● Task directions
Going line by line through the records below, count those containing the word "JSON", then give only the count.

··· Records supplied

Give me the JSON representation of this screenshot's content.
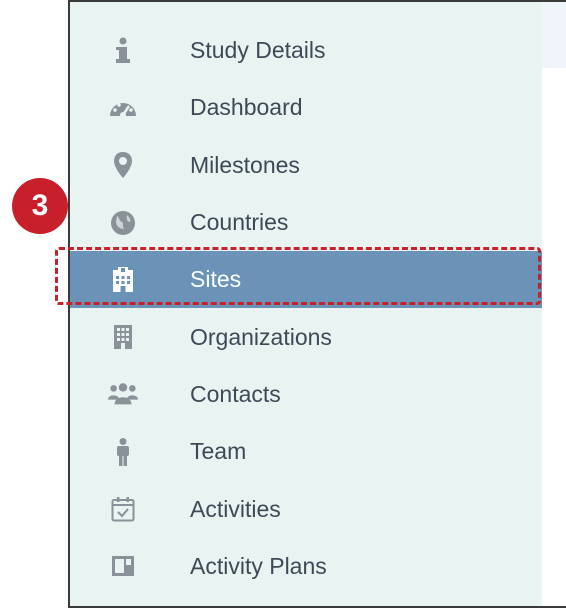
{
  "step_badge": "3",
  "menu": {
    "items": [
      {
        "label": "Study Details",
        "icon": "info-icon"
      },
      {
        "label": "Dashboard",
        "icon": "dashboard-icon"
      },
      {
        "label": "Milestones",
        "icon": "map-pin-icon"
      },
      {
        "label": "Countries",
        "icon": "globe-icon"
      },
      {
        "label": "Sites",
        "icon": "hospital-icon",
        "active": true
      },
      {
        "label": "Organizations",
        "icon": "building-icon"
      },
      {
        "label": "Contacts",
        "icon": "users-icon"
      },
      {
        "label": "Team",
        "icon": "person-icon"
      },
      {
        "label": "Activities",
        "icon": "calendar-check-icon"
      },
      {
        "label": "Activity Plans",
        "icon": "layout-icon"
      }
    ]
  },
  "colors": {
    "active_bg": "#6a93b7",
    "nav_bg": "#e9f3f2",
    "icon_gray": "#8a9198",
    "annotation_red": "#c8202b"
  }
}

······
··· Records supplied

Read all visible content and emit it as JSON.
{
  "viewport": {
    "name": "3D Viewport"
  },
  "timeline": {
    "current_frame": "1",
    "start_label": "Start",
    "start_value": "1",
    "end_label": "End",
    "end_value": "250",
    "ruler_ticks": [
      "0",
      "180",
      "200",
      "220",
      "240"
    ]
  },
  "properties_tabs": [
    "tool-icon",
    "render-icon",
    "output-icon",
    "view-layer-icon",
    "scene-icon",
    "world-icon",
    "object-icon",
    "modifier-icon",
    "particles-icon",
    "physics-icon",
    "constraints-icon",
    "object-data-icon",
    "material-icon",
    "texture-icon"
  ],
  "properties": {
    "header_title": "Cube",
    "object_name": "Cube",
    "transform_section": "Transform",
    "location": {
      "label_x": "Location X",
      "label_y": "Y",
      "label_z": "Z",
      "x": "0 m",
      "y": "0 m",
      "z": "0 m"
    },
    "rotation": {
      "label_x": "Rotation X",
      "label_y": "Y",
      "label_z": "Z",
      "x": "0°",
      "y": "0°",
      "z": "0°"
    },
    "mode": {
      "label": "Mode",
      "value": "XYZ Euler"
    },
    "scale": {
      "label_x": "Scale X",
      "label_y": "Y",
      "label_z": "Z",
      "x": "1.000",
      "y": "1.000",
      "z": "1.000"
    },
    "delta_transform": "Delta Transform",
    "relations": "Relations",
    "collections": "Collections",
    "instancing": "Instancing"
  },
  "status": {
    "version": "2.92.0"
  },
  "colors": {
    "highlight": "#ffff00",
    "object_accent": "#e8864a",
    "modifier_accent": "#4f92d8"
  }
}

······

● Solution
2